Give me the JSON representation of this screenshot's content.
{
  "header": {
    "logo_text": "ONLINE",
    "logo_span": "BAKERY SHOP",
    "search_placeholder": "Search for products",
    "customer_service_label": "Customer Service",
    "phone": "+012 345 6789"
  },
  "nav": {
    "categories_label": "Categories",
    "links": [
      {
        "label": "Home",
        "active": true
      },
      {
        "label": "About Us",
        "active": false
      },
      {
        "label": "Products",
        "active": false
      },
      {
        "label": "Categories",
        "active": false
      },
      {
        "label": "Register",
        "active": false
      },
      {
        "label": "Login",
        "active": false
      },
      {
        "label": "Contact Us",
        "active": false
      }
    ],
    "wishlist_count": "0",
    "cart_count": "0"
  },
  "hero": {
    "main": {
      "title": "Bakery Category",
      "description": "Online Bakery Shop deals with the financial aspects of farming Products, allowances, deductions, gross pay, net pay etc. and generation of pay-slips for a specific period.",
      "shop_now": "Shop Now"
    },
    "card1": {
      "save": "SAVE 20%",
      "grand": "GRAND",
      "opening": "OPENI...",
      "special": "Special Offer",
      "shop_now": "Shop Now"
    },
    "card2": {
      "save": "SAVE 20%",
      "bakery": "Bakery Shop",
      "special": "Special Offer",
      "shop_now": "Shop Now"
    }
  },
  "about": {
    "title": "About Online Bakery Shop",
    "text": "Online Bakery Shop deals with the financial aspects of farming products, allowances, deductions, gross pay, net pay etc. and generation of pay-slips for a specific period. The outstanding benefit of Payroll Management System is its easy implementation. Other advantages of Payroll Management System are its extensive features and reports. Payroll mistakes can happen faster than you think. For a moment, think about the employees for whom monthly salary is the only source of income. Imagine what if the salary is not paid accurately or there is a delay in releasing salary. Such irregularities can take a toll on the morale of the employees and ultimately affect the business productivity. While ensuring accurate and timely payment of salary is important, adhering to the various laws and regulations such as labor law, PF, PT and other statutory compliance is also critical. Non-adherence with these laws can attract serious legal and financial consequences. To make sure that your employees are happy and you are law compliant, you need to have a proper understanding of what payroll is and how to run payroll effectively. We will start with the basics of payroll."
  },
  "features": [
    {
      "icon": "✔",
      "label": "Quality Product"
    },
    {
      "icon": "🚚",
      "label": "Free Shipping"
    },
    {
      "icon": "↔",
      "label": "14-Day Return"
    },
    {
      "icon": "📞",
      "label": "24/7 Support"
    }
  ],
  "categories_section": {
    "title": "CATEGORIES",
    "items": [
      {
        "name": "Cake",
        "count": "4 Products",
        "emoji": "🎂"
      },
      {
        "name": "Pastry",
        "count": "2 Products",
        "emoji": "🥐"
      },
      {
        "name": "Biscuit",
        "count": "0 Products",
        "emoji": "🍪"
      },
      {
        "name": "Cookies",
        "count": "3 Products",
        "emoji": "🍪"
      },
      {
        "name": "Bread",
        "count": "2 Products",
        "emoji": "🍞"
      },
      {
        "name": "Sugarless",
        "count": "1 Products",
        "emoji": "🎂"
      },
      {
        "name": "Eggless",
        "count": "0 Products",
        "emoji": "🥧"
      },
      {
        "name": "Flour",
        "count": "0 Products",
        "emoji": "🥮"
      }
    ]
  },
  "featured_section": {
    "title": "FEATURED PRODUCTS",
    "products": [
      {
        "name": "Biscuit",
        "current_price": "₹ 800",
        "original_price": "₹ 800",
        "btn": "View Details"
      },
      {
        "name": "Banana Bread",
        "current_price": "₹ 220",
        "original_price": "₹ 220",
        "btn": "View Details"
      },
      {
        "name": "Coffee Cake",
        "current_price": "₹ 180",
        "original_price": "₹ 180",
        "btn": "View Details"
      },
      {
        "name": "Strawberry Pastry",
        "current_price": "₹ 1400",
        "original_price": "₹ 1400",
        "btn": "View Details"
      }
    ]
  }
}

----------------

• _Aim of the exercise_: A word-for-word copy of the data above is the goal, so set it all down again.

• _Answer box_:
Give me the JSON representation of this screenshot's content.
{
  "header": {
    "logo_text": "ONLINE",
    "logo_span": "BAKERY SHOP",
    "search_placeholder": "Search for products",
    "customer_service_label": "Customer Service",
    "phone": "+012 345 6789"
  },
  "nav": {
    "categories_label": "Categories",
    "links": [
      {
        "label": "Home",
        "active": true
      },
      {
        "label": "About Us",
        "active": false
      },
      {
        "label": "Products",
        "active": false
      },
      {
        "label": "Categories",
        "active": false
      },
      {
        "label": "Register",
        "active": false
      },
      {
        "label": "Login",
        "active": false
      },
      {
        "label": "Contact Us",
        "active": false
      }
    ],
    "wishlist_count": "0",
    "cart_count": "0"
  },
  "hero": {
    "main": {
      "title": "Bakery Category",
      "description": "Online Bakery Shop deals with the financial aspects of farming Products, allowances, deductions, gross pay, net pay etc. and generation of pay-slips for a specific period.",
      "shop_now": "Shop Now"
    },
    "card1": {
      "save": "SAVE 20%",
      "grand": "GRAND",
      "opening": "OPENI...",
      "special": "Special Offer",
      "shop_now": "Shop Now"
    },
    "card2": {
      "save": "SAVE 20%",
      "bakery": "Bakery Shop",
      "special": "Special Offer",
      "shop_now": "Shop Now"
    }
  },
  "about": {
    "title": "About Online Bakery Shop",
    "text": "Online Bakery Shop deals with the financial aspects of farming products, allowances, deductions, gross pay, net pay etc. and generation of pay-slips for a specific period. The outstanding benefit of Payroll Management System is its easy implementation. Other advantages of Payroll Management System are its extensive features and reports. Payroll mistakes can happen faster than you think. For a moment, think about the employees for whom monthly salary is the only source of income. Imagine what if the salary is not paid accurately or there is a delay in releasing salary. Such irregularities can take a toll on the morale of the employees and ultimately affect the business productivity. While ensuring accurate and timely payment of salary is important, adhering to the various laws and regulations such as labor law, PF, PT and other statutory compliance is also critical. Non-adherence with these laws can attract serious legal and financial consequences. To make sure that your employees are happy and you are law compliant, you need to have a proper understanding of what payroll is and how to run payroll effectively. We will start with the basics of payroll."
  },
  "features": [
    {
      "icon": "✔",
      "label": "Quality Product"
    },
    {
      "icon": "🚚",
      "label": "Free Shipping"
    },
    {
      "icon": "↔",
      "label": "14-Day Return"
    },
    {
      "icon": "📞",
      "label": "24/7 Support"
    }
  ],
  "categories_section": {
    "title": "CATEGORIES",
    "items": [
      {
        "name": "Cake",
        "count": "4 Products",
        "emoji": "🎂"
      },
      {
        "name": "Pastry",
        "count": "2 Products",
        "emoji": "🥐"
      },
      {
        "name": "Biscuit",
        "count": "0 Products",
        "emoji": "🍪"
      },
      {
        "name": "Cookies",
        "count": "3 Products",
        "emoji": "🍪"
      },
      {
        "name": "Bread",
        "count": "2 Products",
        "emoji": "🍞"
      },
      {
        "name": "Sugarless",
        "count": "1 Products",
        "emoji": "🎂"
      },
      {
        "name": "Eggless",
        "count": "0 Products",
        "emoji": "🥧"
      },
      {
        "name": "Flour",
        "count": "0 Products",
        "emoji": "🥮"
      }
    ]
  },
  "featured_section": {
    "title": "FEATURED PRODUCTS",
    "products": [
      {
        "name": "Biscuit",
        "current_price": "₹ 800",
        "original_price": "₹ 800",
        "btn": "View Details"
      },
      {
        "name": "Banana Bread",
        "current_price": "₹ 220",
        "original_price": "₹ 220",
        "btn": "View Details"
      },
      {
        "name": "Coffee Cake",
        "current_price": "₹ 180",
        "original_price": "₹ 180",
        "btn": "View Details"
      },
      {
        "name": "Strawberry Pastry",
        "current_price": "₹ 1400",
        "original_price": "₹ 1400",
        "btn": "View Details"
      }
    ]
  }
}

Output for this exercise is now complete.